Now Fox Sports has announced it will continue to broadcast the series, beginning this weekend with a 125-lap race at virtual Texas Motor Speedway. The races definitely needed more laps, because distance-wise 100 laps is too short for a national TV broadcast. At the same time, I hope NASCAR reduces the number of resets each driver has from two to one, which would naturally reduce the number of cautions in the early portions of these races.
I also understand that this is a series for fun while we all wait for real racing to come back. However, why not put a little something on the line for these drivers? Maybe not a full-on championship, because it might be too late for that now.

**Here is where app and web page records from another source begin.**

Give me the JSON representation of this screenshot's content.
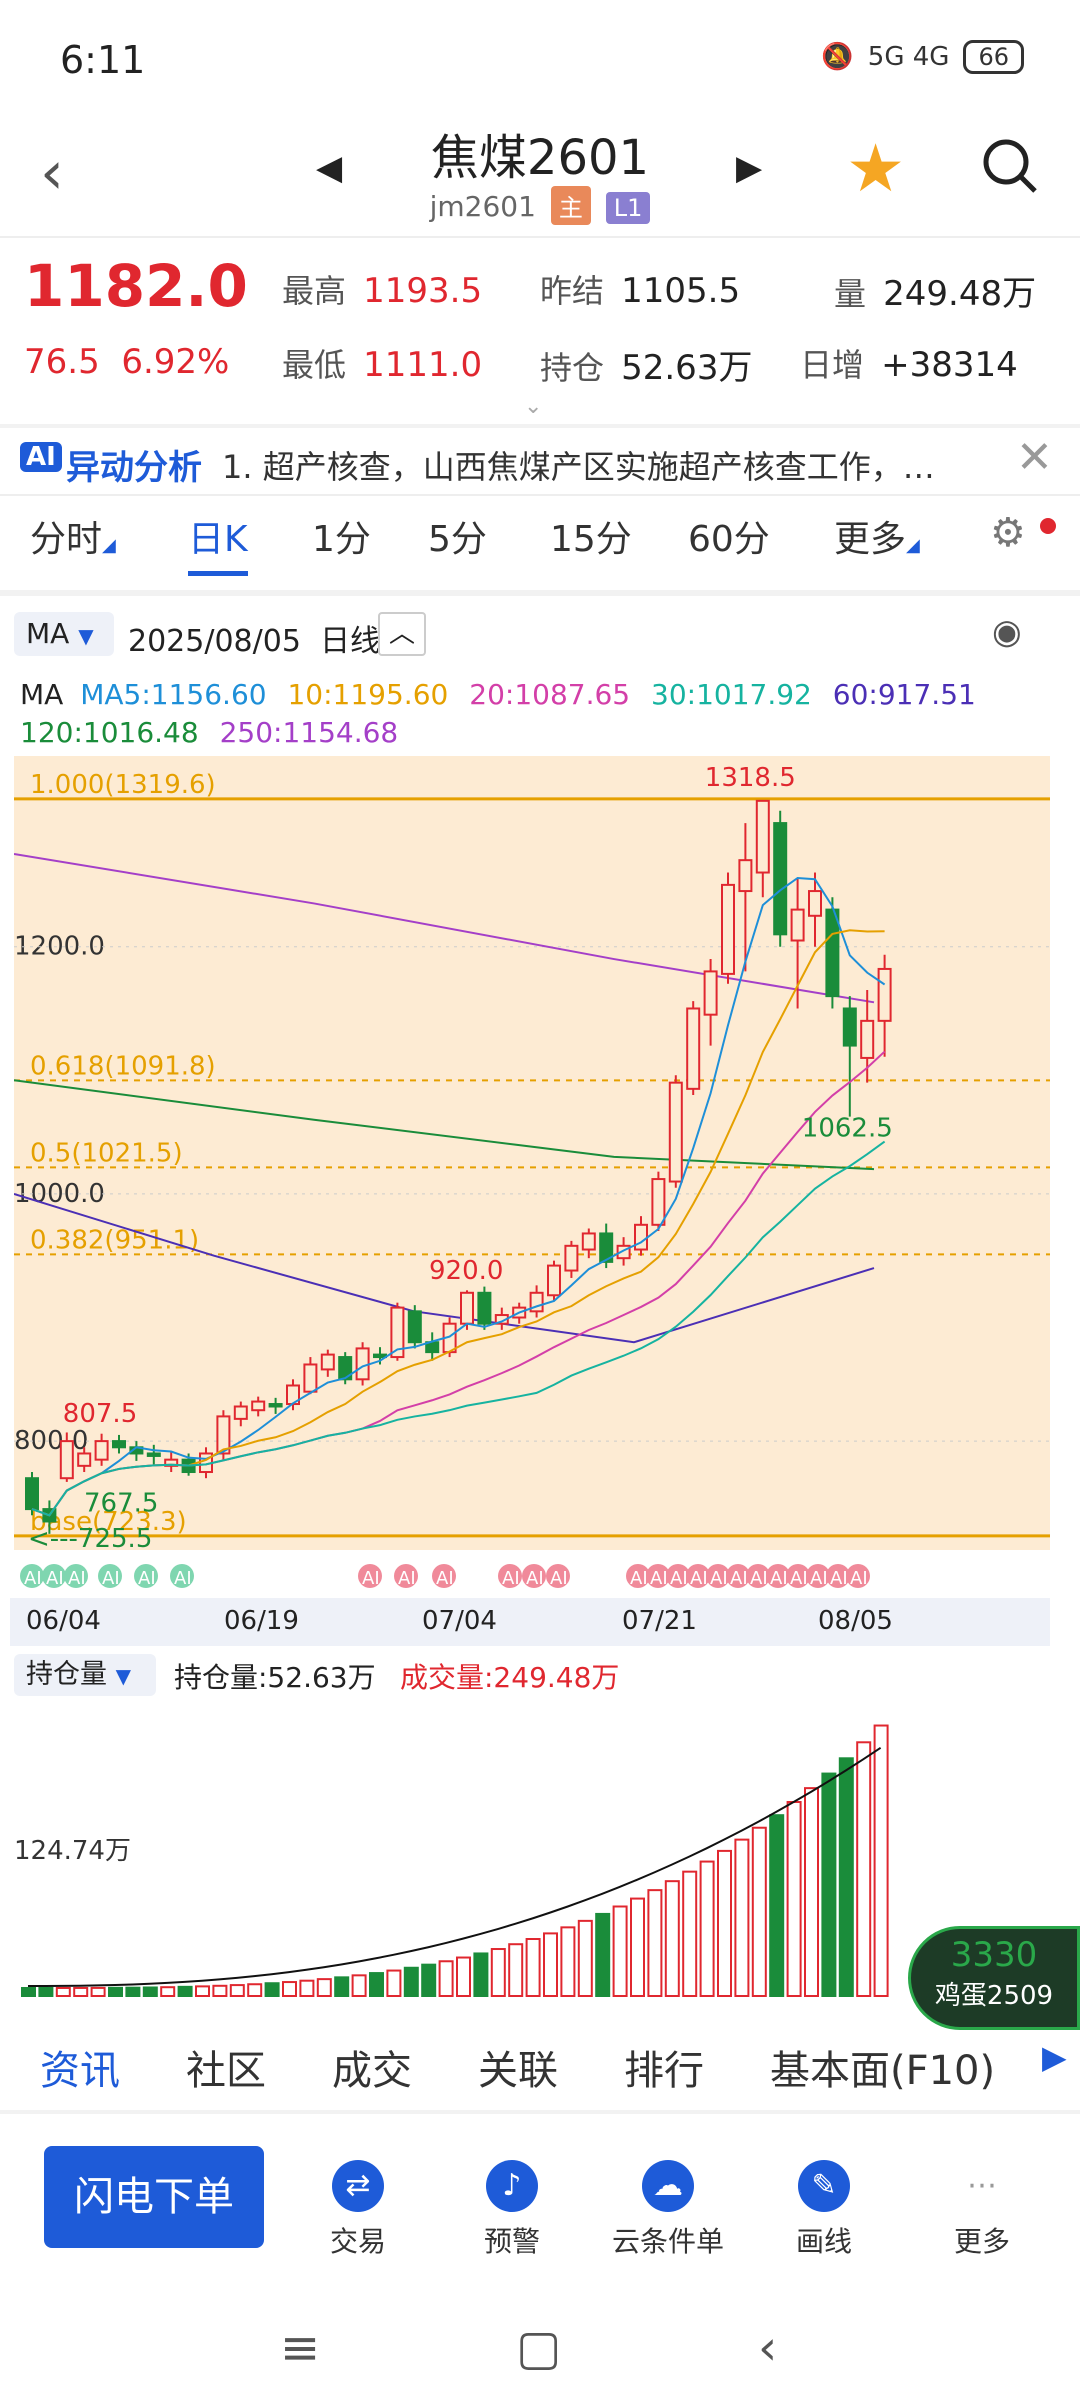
{
  "status": {
    "time": "6:11",
    "network": "5G 4G",
    "battery": "66"
  },
  "header": {
    "title": "焦煤2601",
    "code": "jm2601",
    "tag_main": "主",
    "tag_l1": "L1"
  },
  "quote": {
    "price": "1182.0",
    "change": "76.5",
    "change_pct": "6.92%",
    "high_label": "最高",
    "high": "1193.5",
    "low_label": "最低",
    "low": "1111.0",
    "prev_settle_label": "昨结",
    "prev_settle": "1105.5",
    "open_interest_label": "持仓",
    "open_interest": "52.63万",
    "volume_label": "量",
    "volume": "249.48万",
    "daily_inc_label": "日增",
    "daily_inc": "+38314"
  },
  "ai_bar": {
    "label": "异动分析",
    "text": "1. 超产核查，山西焦煤产区实施超产核查工作，…"
  },
  "period_tabs": [
    "分时",
    "日K",
    "1分",
    "5分",
    "15分",
    "60分",
    "更多"
  ],
  "chart_header": {
    "indicator": "MA",
    "date": "2025/08/05",
    "period": "日线"
  },
  "ma_line1": [
    {
      "text": "MA",
      "color": "#222222"
    },
    {
      "text": "MA5:1156.60",
      "color": "#1e8fd8"
    },
    {
      "text": "10:1195.60",
      "color": "#e5a000"
    },
    {
      "text": "20:1087.65",
      "color": "#d33fa8"
    },
    {
      "text": "30:1017.92",
      "color": "#16b3a0"
    },
    {
      "text": "60:917.51",
      "color": "#4b2fb5"
    }
  ],
  "ma_line2": [
    {
      "text": "120:1016.48",
      "color": "#1a8c3a"
    },
    {
      "text": "250:1154.68",
      "color": "#a43fc8"
    }
  ],
  "chart_labels": {
    "fib_1": "1.000(1319.6)",
    "fib_0618": "0.618(1091.8)",
    "fib_05": "0.5(1021.5)",
    "fib_0382": "0.382(951.1)",
    "fib_base": "base(723.3)",
    "y_1200": "1200.0",
    "y_1000": "1000.0",
    "y_800": "800.0",
    "peak": "1318.5",
    "low_recent": "1062.5",
    "mark_920": "920.0",
    "mark_807": "807.5",
    "mark_767": "767.5",
    "mark_725": "<---725.5"
  },
  "x_dates": [
    "06/04",
    "06/19",
    "07/04",
    "07/21",
    "08/05"
  ],
  "volume_header": {
    "selector": "持仓量",
    "oi": "持仓量:52.63万",
    "vol": "成交量:249.48万",
    "axis": "124.74万"
  },
  "floating": {
    "price": "3330",
    "name": "鸡蛋2509"
  },
  "bottom_tabs": [
    "资讯",
    "社区",
    "成交",
    "关联",
    "排行",
    "基本面(F10)"
  ],
  "actions": {
    "flash_order": "闪电下单",
    "trade": "交易",
    "alert": "预警",
    "cloud": "云条件单",
    "draw": "画线",
    "more": "更多"
  },
  "chart_data": {
    "type": "candlestick",
    "x_dates_visible": [
      "06/04",
      "06/19",
      "07/04",
      "07/21",
      "08/05"
    ],
    "ylim": [
      720,
      1330
    ],
    "y_ticks": [
      800.0,
      1000.0,
      1200.0
    ],
    "fibonacci": [
      {
        "label": "1.000",
        "value": 1319.6
      },
      {
        "label": "0.618",
        "value": 1091.8
      },
      {
        "label": "0.5",
        "value": 1021.5
      },
      {
        "label": "0.382",
        "value": 951.1
      },
      {
        "label": "base",
        "value": 723.3
      }
    ],
    "candles": [
      {
        "o": 770,
        "c": 745,
        "h": 775,
        "l": 740
      },
      {
        "o": 745,
        "c": 735,
        "h": 752,
        "l": 725
      },
      {
        "o": 770,
        "c": 800,
        "h": 807,
        "l": 767
      },
      {
        "o": 780,
        "c": 790,
        "h": 795,
        "l": 775
      },
      {
        "o": 785,
        "c": 800,
        "h": 806,
        "l": 780
      },
      {
        "o": 800,
        "c": 795,
        "h": 805,
        "l": 790
      },
      {
        "o": 795,
        "c": 790,
        "h": 800,
        "l": 784
      },
      {
        "o": 790,
        "c": 788,
        "h": 797,
        "l": 780
      },
      {
        "o": 780,
        "c": 785,
        "h": 792,
        "l": 775
      },
      {
        "o": 785,
        "c": 775,
        "h": 790,
        "l": 772
      },
      {
        "o": 775,
        "c": 790,
        "h": 795,
        "l": 770
      },
      {
        "o": 790,
        "c": 820,
        "h": 825,
        "l": 785
      },
      {
        "o": 818,
        "c": 828,
        "h": 832,
        "l": 812
      },
      {
        "o": 825,
        "c": 832,
        "h": 836,
        "l": 820
      },
      {
        "o": 830,
        "c": 828,
        "h": 835,
        "l": 822
      },
      {
        "o": 830,
        "c": 845,
        "h": 850,
        "l": 825
      },
      {
        "o": 840,
        "c": 862,
        "h": 868,
        "l": 838
      },
      {
        "o": 858,
        "c": 870,
        "h": 874,
        "l": 852
      },
      {
        "o": 868,
        "c": 850,
        "h": 872,
        "l": 846
      },
      {
        "o": 850,
        "c": 875,
        "h": 880,
        "l": 845
      },
      {
        "o": 870,
        "c": 868,
        "h": 876,
        "l": 862
      },
      {
        "o": 868,
        "c": 908,
        "h": 912,
        "l": 865
      },
      {
        "o": 905,
        "c": 880,
        "h": 910,
        "l": 875
      },
      {
        "o": 880,
        "c": 872,
        "h": 888,
        "l": 865
      },
      {
        "o": 872,
        "c": 895,
        "h": 900,
        "l": 868
      },
      {
        "o": 895,
        "c": 920,
        "h": 922,
        "l": 890
      },
      {
        "o": 920,
        "c": 895,
        "h": 925,
        "l": 890
      },
      {
        "o": 895,
        "c": 902,
        "h": 908,
        "l": 890
      },
      {
        "o": 900,
        "c": 908,
        "h": 912,
        "l": 895
      },
      {
        "o": 905,
        "c": 920,
        "h": 926,
        "l": 900
      },
      {
        "o": 918,
        "c": 942,
        "h": 946,
        "l": 914
      },
      {
        "o": 938,
        "c": 958,
        "h": 962,
        "l": 932
      },
      {
        "o": 955,
        "c": 968,
        "h": 972,
        "l": 948
      },
      {
        "o": 968,
        "c": 945,
        "h": 976,
        "l": 940
      },
      {
        "o": 948,
        "c": 958,
        "h": 965,
        "l": 942
      },
      {
        "o": 955,
        "c": 975,
        "h": 982,
        "l": 950
      },
      {
        "o": 975,
        "c": 1012,
        "h": 1018,
        "l": 970
      },
      {
        "o": 1010,
        "c": 1090,
        "h": 1096,
        "l": 1005
      },
      {
        "o": 1085,
        "c": 1150,
        "h": 1156,
        "l": 1080
      },
      {
        "o": 1145,
        "c": 1180,
        "h": 1190,
        "l": 1120
      },
      {
        "o": 1178,
        "c": 1250,
        "h": 1260,
        "l": 1170
      },
      {
        "o": 1245,
        "c": 1270,
        "h": 1300,
        "l": 1180
      },
      {
        "o": 1260,
        "c": 1318,
        "h": 1318.5,
        "l": 1240
      },
      {
        "o": 1300,
        "c": 1210,
        "h": 1310,
        "l": 1200
      },
      {
        "o": 1205,
        "c": 1230,
        "h": 1255,
        "l": 1150
      },
      {
        "o": 1225,
        "c": 1245,
        "h": 1260,
        "l": 1200
      },
      {
        "o": 1230,
        "c": 1160,
        "h": 1240,
        "l": 1150
      },
      {
        "o": 1150,
        "c": 1120,
        "h": 1160,
        "l": 1062.5
      },
      {
        "o": 1110,
        "c": 1140,
        "h": 1165,
        "l": 1090
      },
      {
        "o": 1140,
        "c": 1182,
        "h": 1193.5,
        "l": 1111
      }
    ]
  }
}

Why not have the wins count towards the All-Star Race?
Doing that would mean nothing in the long term, but in the short term, that could be a lot of fun to watch, especially for drivers like Garrett Smithley or Hill or Ty Majeski. Chances are those guys aren’t going to have the equipment to actually get a NASCAR Cup Series win by the time the All-Star Race actually happens; why not give them a chance to get into the real-life exhibition race and get some real-world publicity? It would be huge for small teams like MBM Motorsports to get an automatic bid into that race, teams that are going to be struggling the longer this break lasts.
Who will improve on their results this week?
This is going to be a very interesting race this weekend. Last week, those paying attention kind of knew who the fast drivers were going to be on Sunday. This week, it seems more Cup drivers are taking this more seriously and have been practicing more in open sessions.
Kyle Busch and Jimmie Johnson had a fantastic battle for 31st throughout much of last week’s race. Which is another sentence you never thought you’d read on this website in 2020. It was fairly embarrassing for the defending Cup champion and the G.O.A.T., who really couldn’t do much except wreck.
This week has been a little different. Busch dominated a practice race on Wednesday night before finishing a respectable fourth.
The finish from tonight's eNASCAR Pro Invitational practice race. @GarrettSmithley over @tdhudson001 at the line, with @JebBurtonRacing 3rd and @KyleBusch 4th. Kyle led most of the race and is my pick for Sunday's race! pic.twitter.com/79Ghyt4wEJ
— Kevin Iannarelli (@KIannarelli27) March 26, 2020
Meanwhile, the G.O.A.T. of real world NASCAR has been practicing with the G.O.A.T. of virtual NASCAR.
— Jimmie Johnson (@JimmieJohnson) March 26, 2020
While I do think we’ll still be looking at the same cast of characters on Sunday as we were the week before, it also wouldn’t surprise me if Busch makes a huge leap. At the end of the day, he is Kyle Busch, and he is currently one of the best overall drivers in the world. Johnson was far off enough off the pace in both qualifying and the race on Sunday that I can’t imagine him really being able to break the 20s, but then again, we’re in a world where iRacing has replaced real world racing for now, so stranger things have happened.
About the author
Michael has watched NASCAR for 20 years and regularly covered the sport from 2013-2021. He moved on to Formula 1, IndyCar, and SRX coverage for the site, while still putting a toe in the water from time-to-time back into the NASCAR pool.